top of page

The deep red color for which Sedona is famous is due to the presence of hematite (iron oxide, otherwise known as rust) that stains the sandstone of the Schnebly Hill and Hermit Shale layers. The steepness of the terrain is due the fact that the top layers of the strata are composed of basalt and limestone, which are harder than the underlying sandstone.
The Schnebly Hill Formation is a dark red sandstone, 800 to 1000 feet thick, that is the major component of the “Red Rocks” of Sedona. Unlike the Coconino, the Schnebly Hill sandstone is layed down in flat-bedded horizontal layers, interspersed with multiple thin white layers of limestone conglomerate.
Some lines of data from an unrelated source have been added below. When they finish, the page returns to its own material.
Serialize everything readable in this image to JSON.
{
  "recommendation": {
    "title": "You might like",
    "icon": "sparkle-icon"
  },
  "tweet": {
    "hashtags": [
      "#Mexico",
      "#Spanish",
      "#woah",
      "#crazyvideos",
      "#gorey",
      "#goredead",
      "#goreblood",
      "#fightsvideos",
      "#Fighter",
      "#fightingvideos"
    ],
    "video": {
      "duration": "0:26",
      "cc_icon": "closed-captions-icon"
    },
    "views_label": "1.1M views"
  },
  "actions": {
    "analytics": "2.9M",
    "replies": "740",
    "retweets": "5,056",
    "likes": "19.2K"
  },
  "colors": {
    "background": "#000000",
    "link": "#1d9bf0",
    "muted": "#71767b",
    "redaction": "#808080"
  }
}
Both the flat strata and the limestone are indicators that the layer formed under water.

bottom of page